Problem statement:
Give back the listing in full and exactly, leaving out the images.

⟨

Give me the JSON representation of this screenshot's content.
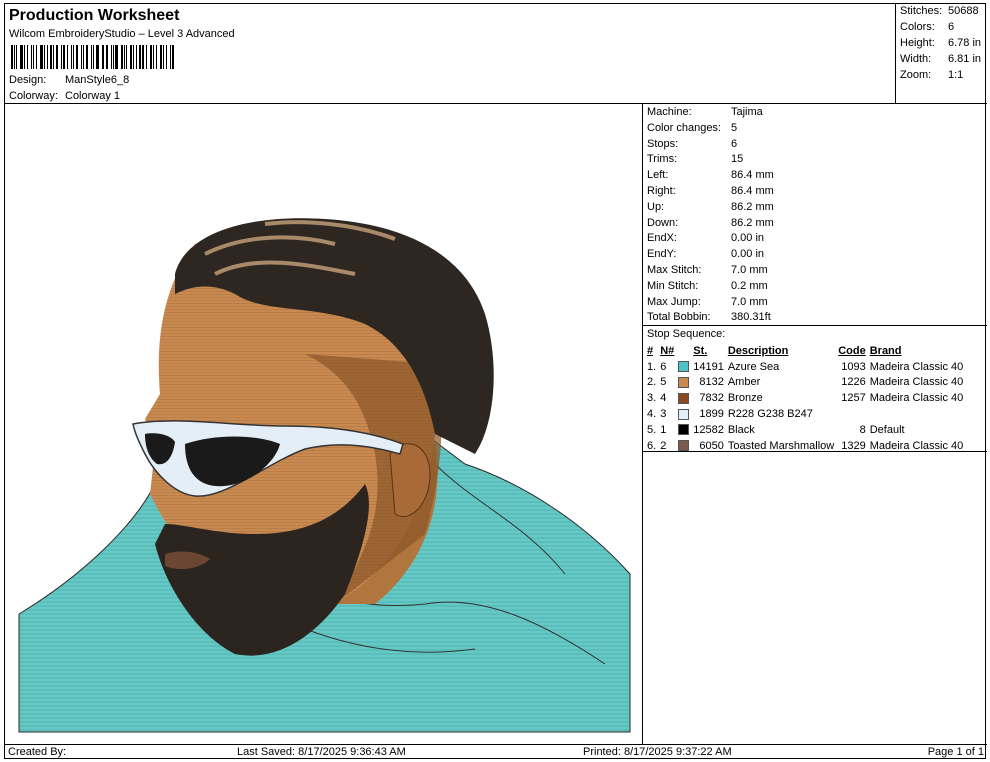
{
  "header": {
    "title": "Production Worksheet",
    "subtitle": "Wilcom EmbroideryStudio – Level 3 Advanced",
    "design_label": "Design:",
    "design_value": "ManStyle6_8",
    "colorway_label": "Colorway:",
    "colorway_value": "Colorway 1"
  },
  "stats": [
    {
      "label": "Stitches:",
      "value": "50688"
    },
    {
      "label": "Colors:",
      "value": "6"
    },
    {
      "label": "Height:",
      "value": "6.78 in"
    },
    {
      "label": "Width:",
      "value": "6.81 in"
    },
    {
      "label": "Zoom:",
      "value": "1:1"
    }
  ],
  "info": [
    {
      "label": "Machine:",
      "value": "Tajima"
    },
    {
      "label": "Color changes:",
      "value": "5"
    },
    {
      "label": "Stops:",
      "value": "6"
    },
    {
      "label": "Trims:",
      "value": "15"
    },
    {
      "label": "Left:",
      "value": "86.4 mm"
    },
    {
      "label": "Right:",
      "value": "86.4 mm"
    },
    {
      "label": "Up:",
      "value": "86.2 mm"
    },
    {
      "label": "Down:",
      "value": "86.2 mm"
    },
    {
      "label": "EndX:",
      "value": "0.00 in"
    },
    {
      "label": "EndY:",
      "value": "0.00 in"
    },
    {
      "label": "Max Stitch:",
      "value": "7.0 mm"
    },
    {
      "label": "Min Stitch:",
      "value": "0.2 mm"
    },
    {
      "label": "Max Jump:",
      "value": "7.0 mm"
    },
    {
      "label": "Total Bobbin:",
      "value": "380.31ft"
    }
  ],
  "stop_sequence": {
    "caption": "Stop Sequence:",
    "headers": {
      "num": "#",
      "n": "N#",
      "st": "St.",
      "desc": "Description",
      "code": "Code",
      "brand": "Brand"
    },
    "rows": [
      {
        "num": "1.",
        "n": "6",
        "color": "#4fc3c8",
        "st": "14191",
        "desc": "Azure Sea",
        "code": "1093",
        "brand": "Madeira Classic 40"
      },
      {
        "num": "2.",
        "n": "5",
        "color": "#c98a52",
        "st": "8132",
        "desc": "Amber",
        "code": "1226",
        "brand": "Madeira Classic 40"
      },
      {
        "num": "3.",
        "n": "4",
        "color": "#8a4a1f",
        "st": "7832",
        "desc": "Bronze",
        "code": "1257",
        "brand": "Madeira Classic 40"
      },
      {
        "num": "4.",
        "n": "3",
        "color": "#e4eef7",
        "st": "1899",
        "desc": "R228 G238 B247",
        "code": "",
        "brand": ""
      },
      {
        "num": "5.",
        "n": "1",
        "color": "#000000",
        "st": "12582",
        "desc": "Black",
        "code": "8",
        "brand": "Default"
      },
      {
        "num": "6.",
        "n": "2",
        "color": "#7a5a4a",
        "st": "6050",
        "desc": "Toasted Marshmallow",
        "code": "1329",
        "brand": "Madeira Classic 40"
      }
    ]
  },
  "footer": {
    "created": "Created By:",
    "last_saved": "Last Saved: 8/17/2025 9:36:43 AM",
    "printed": "Printed: 8/17/2025 9:37:22 AM",
    "page": "Page 1 of 1"
  },
  "colors": {
    "hoodie": "#66c9c6",
    "skin": "#c98a52",
    "skin_shadow": "#8a5526",
    "hair": "#2e2620",
    "hair_highlight": "#a88a68",
    "glasses_frame": "#e4eef7"
  }
}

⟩

Expected output:
Give me the JSON representation of this screenshot's content.
{
  "header": {
    "title": "Production Worksheet",
    "subtitle": "Wilcom EmbroideryStudio – Level 3 Advanced",
    "design_label": "Design:",
    "design_value": "ManStyle6_8",
    "colorway_label": "Colorway:",
    "colorway_value": "Colorway 1"
  },
  "stats": [
    {
      "label": "Stitches:",
      "value": "50688"
    },
    {
      "label": "Colors:",
      "value": "6"
    },
    {
      "label": "Height:",
      "value": "6.78 in"
    },
    {
      "label": "Width:",
      "value": "6.81 in"
    },
    {
      "label": "Zoom:",
      "value": "1:1"
    }
  ],
  "info": [
    {
      "label": "Machine:",
      "value": "Tajima"
    },
    {
      "label": "Color changes:",
      "value": "5"
    },
    {
      "label": "Stops:",
      "value": "6"
    },
    {
      "label": "Trims:",
      "value": "15"
    },
    {
      "label": "Left:",
      "value": "86.4 mm"
    },
    {
      "label": "Right:",
      "value": "86.4 mm"
    },
    {
      "label": "Up:",
      "value": "86.2 mm"
    },
    {
      "label": "Down:",
      "value": "86.2 mm"
    },
    {
      "label": "EndX:",
      "value": "0.00 in"
    },
    {
      "label": "EndY:",
      "value": "0.00 in"
    },
    {
      "label": "Max Stitch:",
      "value": "7.0 mm"
    },
    {
      "label": "Min Stitch:",
      "value": "0.2 mm"
    },
    {
      "label": "Max Jump:",
      "value": "7.0 mm"
    },
    {
      "label": "Total Bobbin:",
      "value": "380.31ft"
    }
  ],
  "stop_sequence": {
    "caption": "Stop Sequence:",
    "headers": {
      "num": "#",
      "n": "N#",
      "st": "St.",
      "desc": "Description",
      "code": "Code",
      "brand": "Brand"
    },
    "rows": [
      {
        "num": "1.",
        "n": "6",
        "color": "#4fc3c8",
        "st": "14191",
        "desc": "Azure Sea",
        "code": "1093",
        "brand": "Madeira Classic 40"
      },
      {
        "num": "2.",
        "n": "5",
        "color": "#c98a52",
        "st": "8132",
        "desc": "Amber",
        "code": "1226",
        "brand": "Madeira Classic 40"
      },
      {
        "num": "3.",
        "n": "4",
        "color": "#8a4a1f",
        "st": "7832",
        "desc": "Bronze",
        "code": "1257",
        "brand": "Madeira Classic 40"
      },
      {
        "num": "4.",
        "n": "3",
        "color": "#e4eef7",
        "st": "1899",
        "desc": "R228 G238 B247",
        "code": "",
        "brand": ""
      },
      {
        "num": "5.",
        "n": "1",
        "color": "#000000",
        "st": "12582",
        "desc": "Black",
        "code": "8",
        "brand": "Default"
      },
      {
        "num": "6.",
        "n": "2",
        "color": "#7a5a4a",
        "st": "6050",
        "desc": "Toasted Marshmallow",
        "code": "1329",
        "brand": "Madeira Classic 40"
      }
    ]
  },
  "footer": {
    "created": "Created By:",
    "last_saved": "Last Saved: 8/17/2025 9:36:43 AM",
    "printed": "Printed: 8/17/2025 9:37:22 AM",
    "page": "Page 1 of 1"
  },
  "colors": {
    "hoodie": "#66c9c6",
    "skin": "#c98a52",
    "skin_shadow": "#8a5526",
    "hair": "#2e2620",
    "hair_highlight": "#a88a68",
    "glasses_frame": "#e4eef7"
  }
}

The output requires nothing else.